Stored items:
== Segment start ==
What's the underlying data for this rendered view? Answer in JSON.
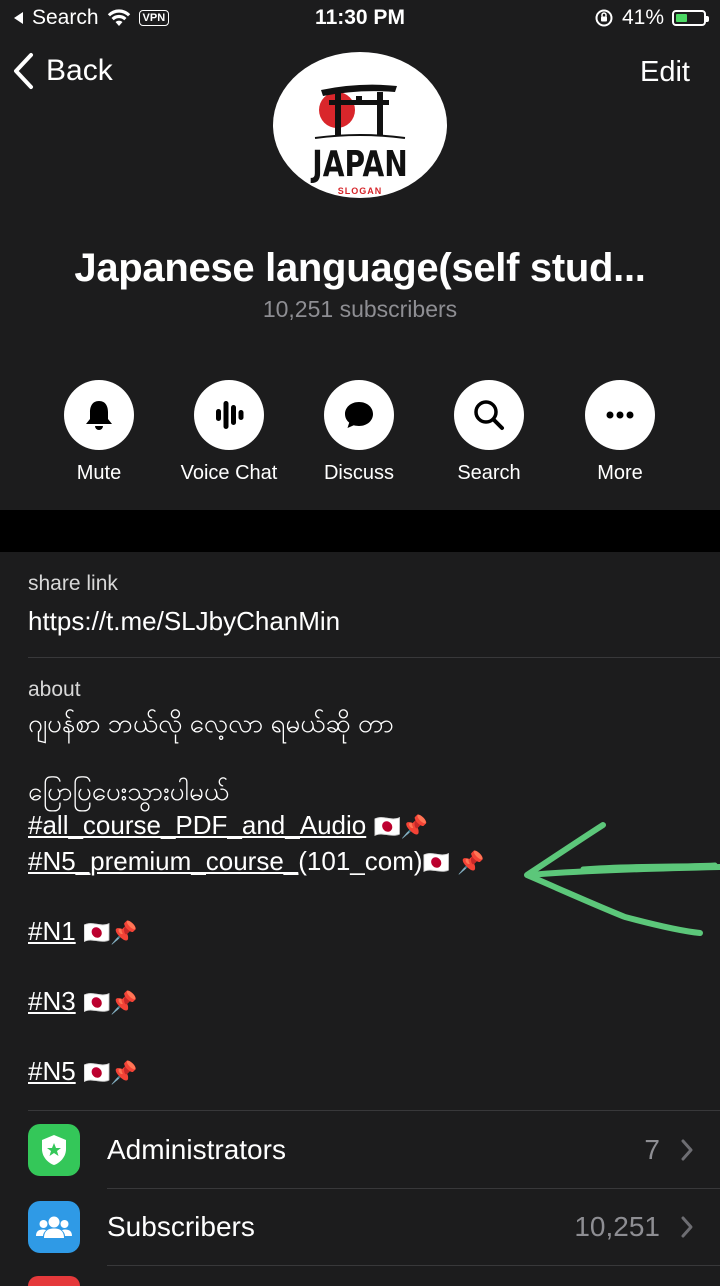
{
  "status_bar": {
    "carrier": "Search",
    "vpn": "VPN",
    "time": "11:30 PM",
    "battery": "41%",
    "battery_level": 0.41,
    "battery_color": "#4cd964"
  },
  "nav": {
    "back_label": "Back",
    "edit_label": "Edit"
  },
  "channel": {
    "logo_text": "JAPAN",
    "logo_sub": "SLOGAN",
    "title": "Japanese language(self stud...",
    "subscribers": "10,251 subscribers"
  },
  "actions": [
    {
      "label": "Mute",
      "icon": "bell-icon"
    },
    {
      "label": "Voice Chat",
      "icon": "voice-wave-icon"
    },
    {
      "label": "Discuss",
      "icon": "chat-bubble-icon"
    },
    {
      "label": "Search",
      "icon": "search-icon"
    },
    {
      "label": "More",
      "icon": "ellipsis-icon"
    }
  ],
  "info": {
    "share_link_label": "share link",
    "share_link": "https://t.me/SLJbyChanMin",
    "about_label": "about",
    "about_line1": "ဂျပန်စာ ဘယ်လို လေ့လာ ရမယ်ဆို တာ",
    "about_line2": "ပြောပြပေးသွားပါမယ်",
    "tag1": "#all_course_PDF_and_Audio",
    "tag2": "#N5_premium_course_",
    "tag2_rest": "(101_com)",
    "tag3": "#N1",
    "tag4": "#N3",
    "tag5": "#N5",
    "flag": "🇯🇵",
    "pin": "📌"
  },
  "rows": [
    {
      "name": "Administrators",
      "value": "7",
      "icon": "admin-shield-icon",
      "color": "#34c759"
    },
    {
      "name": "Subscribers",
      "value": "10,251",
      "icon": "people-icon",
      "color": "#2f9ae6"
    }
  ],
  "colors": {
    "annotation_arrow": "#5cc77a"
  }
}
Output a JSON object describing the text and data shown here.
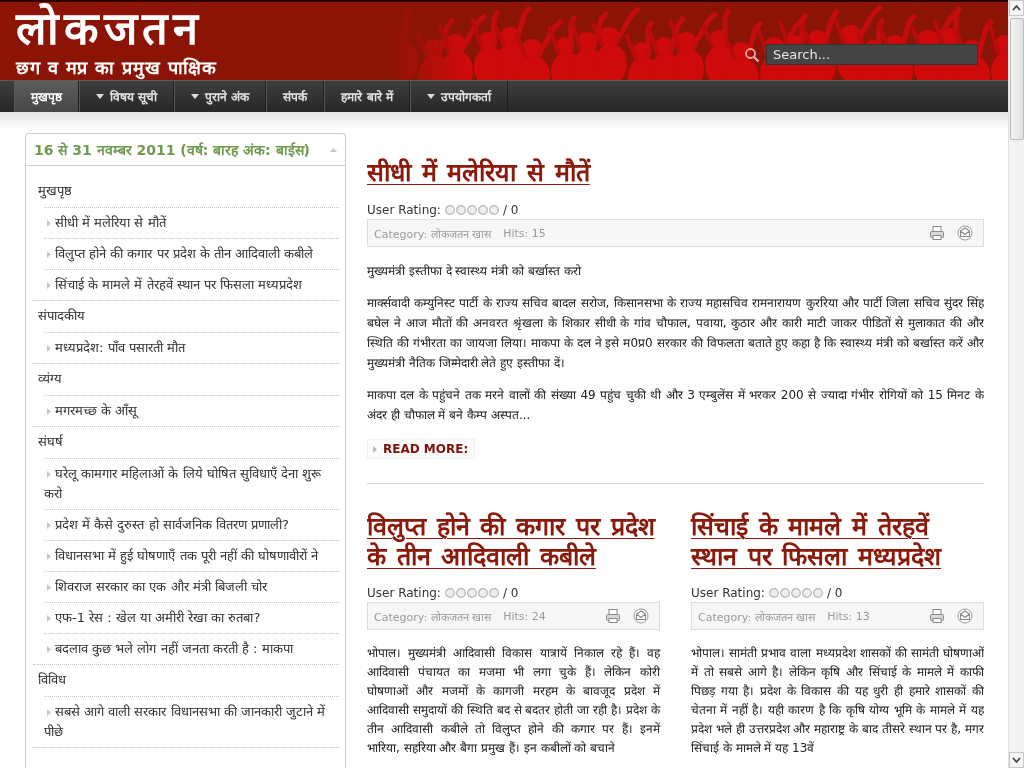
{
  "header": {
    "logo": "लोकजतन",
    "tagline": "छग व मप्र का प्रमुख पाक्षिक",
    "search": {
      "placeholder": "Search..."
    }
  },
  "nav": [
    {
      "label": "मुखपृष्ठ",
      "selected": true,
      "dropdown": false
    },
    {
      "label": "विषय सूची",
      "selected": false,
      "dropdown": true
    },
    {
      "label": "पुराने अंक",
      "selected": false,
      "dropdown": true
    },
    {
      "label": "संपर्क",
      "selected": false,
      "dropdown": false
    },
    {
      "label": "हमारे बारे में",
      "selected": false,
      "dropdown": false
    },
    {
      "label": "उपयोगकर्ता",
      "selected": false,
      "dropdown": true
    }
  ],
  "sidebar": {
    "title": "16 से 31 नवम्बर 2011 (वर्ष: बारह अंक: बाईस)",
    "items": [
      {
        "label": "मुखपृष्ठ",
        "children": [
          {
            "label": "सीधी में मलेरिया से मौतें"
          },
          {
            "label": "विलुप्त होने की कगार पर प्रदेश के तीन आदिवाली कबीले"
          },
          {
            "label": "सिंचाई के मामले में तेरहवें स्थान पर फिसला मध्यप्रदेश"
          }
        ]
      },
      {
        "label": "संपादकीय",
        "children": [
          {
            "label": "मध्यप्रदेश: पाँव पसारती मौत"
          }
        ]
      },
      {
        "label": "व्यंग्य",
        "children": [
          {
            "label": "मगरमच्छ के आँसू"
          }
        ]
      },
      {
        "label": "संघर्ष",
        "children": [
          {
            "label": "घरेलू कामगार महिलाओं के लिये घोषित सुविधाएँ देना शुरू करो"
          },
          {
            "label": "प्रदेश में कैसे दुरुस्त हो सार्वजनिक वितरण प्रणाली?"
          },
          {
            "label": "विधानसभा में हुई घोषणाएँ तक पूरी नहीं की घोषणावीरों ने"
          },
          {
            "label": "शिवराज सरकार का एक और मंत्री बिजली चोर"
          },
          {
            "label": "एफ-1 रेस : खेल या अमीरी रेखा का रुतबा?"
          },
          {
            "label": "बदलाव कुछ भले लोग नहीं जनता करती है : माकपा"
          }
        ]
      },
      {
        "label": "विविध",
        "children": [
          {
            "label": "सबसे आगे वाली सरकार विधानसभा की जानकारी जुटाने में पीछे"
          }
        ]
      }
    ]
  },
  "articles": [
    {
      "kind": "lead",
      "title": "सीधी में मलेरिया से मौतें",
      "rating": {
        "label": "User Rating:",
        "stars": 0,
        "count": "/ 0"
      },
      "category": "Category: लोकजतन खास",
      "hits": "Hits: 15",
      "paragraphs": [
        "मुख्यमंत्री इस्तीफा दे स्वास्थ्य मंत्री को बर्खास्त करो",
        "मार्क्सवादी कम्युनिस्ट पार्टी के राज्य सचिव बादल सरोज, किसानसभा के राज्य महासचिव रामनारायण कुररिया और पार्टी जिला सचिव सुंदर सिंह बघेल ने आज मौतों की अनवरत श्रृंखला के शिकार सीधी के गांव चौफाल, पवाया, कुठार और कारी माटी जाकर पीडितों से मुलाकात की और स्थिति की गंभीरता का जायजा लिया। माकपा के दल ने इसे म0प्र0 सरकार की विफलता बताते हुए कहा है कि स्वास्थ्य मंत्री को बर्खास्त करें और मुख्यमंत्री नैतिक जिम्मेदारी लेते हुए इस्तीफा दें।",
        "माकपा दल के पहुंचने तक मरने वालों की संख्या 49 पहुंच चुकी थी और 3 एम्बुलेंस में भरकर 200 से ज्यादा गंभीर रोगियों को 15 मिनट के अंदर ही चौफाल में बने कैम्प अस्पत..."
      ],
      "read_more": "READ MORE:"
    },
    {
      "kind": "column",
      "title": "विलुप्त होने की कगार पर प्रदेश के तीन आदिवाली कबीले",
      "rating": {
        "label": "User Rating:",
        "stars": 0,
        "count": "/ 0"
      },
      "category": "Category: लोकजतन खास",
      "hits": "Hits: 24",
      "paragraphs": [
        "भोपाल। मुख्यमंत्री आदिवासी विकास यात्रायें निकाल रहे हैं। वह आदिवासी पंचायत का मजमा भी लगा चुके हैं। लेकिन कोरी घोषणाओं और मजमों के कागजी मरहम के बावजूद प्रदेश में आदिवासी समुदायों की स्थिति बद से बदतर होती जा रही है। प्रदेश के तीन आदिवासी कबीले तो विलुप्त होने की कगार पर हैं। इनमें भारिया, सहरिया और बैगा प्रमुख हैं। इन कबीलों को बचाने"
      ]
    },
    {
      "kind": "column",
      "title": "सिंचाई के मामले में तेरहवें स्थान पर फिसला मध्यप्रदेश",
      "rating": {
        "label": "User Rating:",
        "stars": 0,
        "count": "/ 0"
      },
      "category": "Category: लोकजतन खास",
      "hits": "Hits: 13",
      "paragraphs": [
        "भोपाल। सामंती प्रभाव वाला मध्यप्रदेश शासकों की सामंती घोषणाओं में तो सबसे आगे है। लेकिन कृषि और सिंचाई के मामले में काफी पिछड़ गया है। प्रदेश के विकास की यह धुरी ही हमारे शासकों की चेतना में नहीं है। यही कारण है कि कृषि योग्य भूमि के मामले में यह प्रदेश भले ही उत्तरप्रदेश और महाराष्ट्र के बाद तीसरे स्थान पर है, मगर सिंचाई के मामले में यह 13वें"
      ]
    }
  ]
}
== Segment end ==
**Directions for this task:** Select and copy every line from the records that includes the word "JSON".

**Your response:**
What's the underlying data for this rendered view? Answer in JSON.
Output a JSON object describing the text and data shown here.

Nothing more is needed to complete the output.